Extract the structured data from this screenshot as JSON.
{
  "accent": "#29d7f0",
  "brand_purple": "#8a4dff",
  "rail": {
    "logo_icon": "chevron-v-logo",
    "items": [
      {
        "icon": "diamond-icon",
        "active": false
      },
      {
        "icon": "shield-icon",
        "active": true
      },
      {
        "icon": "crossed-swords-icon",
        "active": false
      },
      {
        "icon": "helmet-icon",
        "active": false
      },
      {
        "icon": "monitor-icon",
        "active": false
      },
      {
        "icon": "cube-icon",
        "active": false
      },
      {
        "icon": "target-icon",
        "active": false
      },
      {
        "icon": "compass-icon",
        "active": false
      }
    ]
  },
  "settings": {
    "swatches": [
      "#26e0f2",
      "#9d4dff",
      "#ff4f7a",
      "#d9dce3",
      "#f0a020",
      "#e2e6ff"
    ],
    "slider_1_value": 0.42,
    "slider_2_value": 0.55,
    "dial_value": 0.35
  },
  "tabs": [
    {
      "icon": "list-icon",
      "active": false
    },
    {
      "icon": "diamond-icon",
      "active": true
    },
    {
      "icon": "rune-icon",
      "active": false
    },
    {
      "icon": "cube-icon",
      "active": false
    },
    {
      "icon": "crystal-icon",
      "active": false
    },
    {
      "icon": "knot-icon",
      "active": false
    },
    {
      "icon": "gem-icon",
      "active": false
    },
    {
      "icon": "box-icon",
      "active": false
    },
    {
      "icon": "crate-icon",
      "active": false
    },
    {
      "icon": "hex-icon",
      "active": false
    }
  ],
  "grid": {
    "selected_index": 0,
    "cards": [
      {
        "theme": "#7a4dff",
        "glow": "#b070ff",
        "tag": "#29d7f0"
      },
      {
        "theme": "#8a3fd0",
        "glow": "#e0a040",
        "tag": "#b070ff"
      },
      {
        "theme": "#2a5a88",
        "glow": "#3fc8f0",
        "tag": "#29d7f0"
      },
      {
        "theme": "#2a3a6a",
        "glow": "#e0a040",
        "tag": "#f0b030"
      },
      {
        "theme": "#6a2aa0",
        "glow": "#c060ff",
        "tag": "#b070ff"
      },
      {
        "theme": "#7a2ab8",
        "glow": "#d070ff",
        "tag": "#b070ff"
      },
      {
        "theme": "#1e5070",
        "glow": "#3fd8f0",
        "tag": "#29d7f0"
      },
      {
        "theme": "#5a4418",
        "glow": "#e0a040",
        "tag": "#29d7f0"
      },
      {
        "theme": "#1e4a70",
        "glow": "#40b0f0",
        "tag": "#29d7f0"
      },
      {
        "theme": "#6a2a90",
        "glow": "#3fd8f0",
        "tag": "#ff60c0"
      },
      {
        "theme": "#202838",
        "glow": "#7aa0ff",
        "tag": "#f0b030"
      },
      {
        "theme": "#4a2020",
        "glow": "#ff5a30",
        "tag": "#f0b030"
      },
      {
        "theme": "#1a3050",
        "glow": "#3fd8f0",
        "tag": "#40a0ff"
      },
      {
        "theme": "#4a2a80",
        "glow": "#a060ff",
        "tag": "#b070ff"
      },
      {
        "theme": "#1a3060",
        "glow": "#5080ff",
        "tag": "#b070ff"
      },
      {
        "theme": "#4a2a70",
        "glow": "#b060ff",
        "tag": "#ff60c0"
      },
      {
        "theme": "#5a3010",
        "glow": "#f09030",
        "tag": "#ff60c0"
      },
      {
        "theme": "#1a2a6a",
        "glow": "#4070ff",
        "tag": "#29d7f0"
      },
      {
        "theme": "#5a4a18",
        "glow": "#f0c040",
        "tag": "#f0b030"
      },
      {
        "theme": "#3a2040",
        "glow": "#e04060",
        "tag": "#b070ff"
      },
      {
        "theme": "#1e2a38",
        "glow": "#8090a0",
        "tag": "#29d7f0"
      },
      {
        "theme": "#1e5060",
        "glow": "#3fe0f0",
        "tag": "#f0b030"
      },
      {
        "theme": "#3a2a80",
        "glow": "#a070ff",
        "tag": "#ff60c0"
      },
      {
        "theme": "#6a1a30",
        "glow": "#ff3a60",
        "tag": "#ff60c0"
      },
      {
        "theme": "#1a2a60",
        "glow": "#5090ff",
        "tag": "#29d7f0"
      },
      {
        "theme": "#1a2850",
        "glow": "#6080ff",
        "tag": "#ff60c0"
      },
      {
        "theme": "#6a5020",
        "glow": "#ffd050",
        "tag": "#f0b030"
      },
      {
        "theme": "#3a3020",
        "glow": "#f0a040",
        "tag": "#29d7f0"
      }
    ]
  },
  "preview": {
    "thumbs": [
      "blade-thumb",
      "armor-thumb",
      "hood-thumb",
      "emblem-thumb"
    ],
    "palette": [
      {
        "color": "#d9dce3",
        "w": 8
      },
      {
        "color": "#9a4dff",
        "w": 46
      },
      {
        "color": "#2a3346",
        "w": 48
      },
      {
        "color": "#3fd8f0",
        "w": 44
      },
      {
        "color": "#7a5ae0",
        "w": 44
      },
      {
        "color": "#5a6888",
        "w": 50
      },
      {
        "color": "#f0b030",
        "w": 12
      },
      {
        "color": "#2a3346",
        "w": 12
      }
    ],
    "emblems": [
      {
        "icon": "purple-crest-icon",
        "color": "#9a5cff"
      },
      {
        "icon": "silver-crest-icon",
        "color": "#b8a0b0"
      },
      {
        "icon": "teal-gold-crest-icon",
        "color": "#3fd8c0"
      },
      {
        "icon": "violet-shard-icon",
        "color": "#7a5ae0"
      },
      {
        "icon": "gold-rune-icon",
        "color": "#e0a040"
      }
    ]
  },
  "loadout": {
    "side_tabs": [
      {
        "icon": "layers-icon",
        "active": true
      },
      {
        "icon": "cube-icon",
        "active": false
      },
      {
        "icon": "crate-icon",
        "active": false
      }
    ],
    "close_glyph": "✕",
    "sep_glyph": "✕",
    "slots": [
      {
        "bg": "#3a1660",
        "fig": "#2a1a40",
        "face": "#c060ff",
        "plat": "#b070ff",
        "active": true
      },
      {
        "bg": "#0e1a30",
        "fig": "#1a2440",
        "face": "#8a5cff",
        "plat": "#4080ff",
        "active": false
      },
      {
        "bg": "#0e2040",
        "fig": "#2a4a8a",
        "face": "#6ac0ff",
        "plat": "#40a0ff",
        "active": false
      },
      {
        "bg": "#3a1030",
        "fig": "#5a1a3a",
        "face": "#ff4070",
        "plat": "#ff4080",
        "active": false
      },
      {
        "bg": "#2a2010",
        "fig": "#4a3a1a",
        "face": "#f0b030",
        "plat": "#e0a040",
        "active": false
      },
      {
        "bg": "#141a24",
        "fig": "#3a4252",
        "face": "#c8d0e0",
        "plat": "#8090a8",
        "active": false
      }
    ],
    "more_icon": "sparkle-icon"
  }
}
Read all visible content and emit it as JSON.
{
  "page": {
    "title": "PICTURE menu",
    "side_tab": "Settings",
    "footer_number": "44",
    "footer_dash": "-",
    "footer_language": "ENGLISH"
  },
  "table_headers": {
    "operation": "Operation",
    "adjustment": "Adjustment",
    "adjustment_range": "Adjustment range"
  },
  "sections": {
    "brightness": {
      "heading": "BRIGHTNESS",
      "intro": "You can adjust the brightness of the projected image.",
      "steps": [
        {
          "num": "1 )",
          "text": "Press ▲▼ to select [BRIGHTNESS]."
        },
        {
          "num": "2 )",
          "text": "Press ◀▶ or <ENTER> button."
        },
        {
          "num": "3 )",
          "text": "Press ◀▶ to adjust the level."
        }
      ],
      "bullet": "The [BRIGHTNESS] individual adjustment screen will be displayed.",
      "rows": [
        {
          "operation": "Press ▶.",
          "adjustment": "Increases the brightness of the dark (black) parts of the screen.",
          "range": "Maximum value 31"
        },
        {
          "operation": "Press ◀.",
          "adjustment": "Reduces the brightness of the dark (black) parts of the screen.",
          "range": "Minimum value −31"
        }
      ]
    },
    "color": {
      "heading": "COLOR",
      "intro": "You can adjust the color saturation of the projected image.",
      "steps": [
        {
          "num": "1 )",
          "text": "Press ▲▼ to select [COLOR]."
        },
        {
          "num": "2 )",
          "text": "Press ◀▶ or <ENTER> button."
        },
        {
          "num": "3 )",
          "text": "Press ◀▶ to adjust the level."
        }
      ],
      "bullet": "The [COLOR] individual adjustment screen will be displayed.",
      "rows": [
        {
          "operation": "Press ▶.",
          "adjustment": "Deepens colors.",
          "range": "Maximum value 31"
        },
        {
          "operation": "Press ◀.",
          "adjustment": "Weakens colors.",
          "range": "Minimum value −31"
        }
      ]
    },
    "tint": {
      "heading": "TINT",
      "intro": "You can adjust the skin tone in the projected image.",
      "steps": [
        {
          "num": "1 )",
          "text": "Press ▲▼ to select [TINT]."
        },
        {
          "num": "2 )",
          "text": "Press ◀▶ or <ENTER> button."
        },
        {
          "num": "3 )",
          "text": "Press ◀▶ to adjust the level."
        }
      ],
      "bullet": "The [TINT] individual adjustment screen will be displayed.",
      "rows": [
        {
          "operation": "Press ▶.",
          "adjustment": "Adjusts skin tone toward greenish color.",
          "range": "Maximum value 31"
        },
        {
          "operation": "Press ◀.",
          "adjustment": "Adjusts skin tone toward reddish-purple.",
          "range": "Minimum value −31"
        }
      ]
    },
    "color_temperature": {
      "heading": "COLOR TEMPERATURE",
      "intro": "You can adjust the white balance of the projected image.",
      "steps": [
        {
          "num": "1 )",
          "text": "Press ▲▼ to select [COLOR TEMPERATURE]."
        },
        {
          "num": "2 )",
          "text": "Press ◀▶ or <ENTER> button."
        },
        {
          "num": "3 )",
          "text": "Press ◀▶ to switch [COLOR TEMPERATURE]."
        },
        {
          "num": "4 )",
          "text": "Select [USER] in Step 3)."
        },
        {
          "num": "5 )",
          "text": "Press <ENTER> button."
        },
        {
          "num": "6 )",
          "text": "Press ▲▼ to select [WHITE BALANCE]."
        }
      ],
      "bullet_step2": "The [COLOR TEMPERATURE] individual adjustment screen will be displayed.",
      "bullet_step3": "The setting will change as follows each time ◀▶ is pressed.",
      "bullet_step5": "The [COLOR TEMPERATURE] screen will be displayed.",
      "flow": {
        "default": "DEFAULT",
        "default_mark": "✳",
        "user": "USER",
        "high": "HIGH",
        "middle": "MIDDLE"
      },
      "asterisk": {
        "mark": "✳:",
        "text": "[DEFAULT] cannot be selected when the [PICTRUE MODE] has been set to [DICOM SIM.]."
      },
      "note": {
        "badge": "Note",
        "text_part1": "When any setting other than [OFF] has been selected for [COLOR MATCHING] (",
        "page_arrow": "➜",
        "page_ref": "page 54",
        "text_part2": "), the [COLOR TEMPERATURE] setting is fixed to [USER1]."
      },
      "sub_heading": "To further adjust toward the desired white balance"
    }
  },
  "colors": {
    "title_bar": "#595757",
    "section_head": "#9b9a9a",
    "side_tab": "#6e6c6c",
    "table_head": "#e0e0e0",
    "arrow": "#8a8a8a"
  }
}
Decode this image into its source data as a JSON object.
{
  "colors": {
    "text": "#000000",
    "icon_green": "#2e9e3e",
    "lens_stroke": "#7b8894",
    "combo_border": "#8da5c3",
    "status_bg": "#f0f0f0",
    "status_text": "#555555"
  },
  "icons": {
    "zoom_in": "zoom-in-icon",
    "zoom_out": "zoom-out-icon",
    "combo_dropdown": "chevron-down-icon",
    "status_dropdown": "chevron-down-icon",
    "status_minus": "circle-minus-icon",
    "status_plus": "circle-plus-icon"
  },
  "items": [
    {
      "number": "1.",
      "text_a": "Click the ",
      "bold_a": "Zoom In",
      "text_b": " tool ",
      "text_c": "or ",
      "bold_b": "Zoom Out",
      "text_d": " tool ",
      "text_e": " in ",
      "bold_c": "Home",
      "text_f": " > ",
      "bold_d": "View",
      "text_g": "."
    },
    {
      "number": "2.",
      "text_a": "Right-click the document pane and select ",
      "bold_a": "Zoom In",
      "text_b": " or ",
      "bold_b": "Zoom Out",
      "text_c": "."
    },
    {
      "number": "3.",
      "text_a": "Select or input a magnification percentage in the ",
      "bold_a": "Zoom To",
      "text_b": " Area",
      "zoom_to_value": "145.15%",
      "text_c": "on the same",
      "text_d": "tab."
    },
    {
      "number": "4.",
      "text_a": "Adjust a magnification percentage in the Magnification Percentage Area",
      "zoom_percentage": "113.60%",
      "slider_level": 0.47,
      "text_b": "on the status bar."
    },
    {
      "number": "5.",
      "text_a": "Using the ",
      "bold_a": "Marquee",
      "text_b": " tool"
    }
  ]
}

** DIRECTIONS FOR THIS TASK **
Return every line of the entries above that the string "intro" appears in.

** RESULT OF THIS TASK **
      "intro": "You can adjust the brightness of the projected image.",
      "intro": "You can adjust the color saturation of the projected image.",
      "intro": "You can adjust the skin tone in the projected image.",
      "intro": "You can adjust the white balance of the projected image.",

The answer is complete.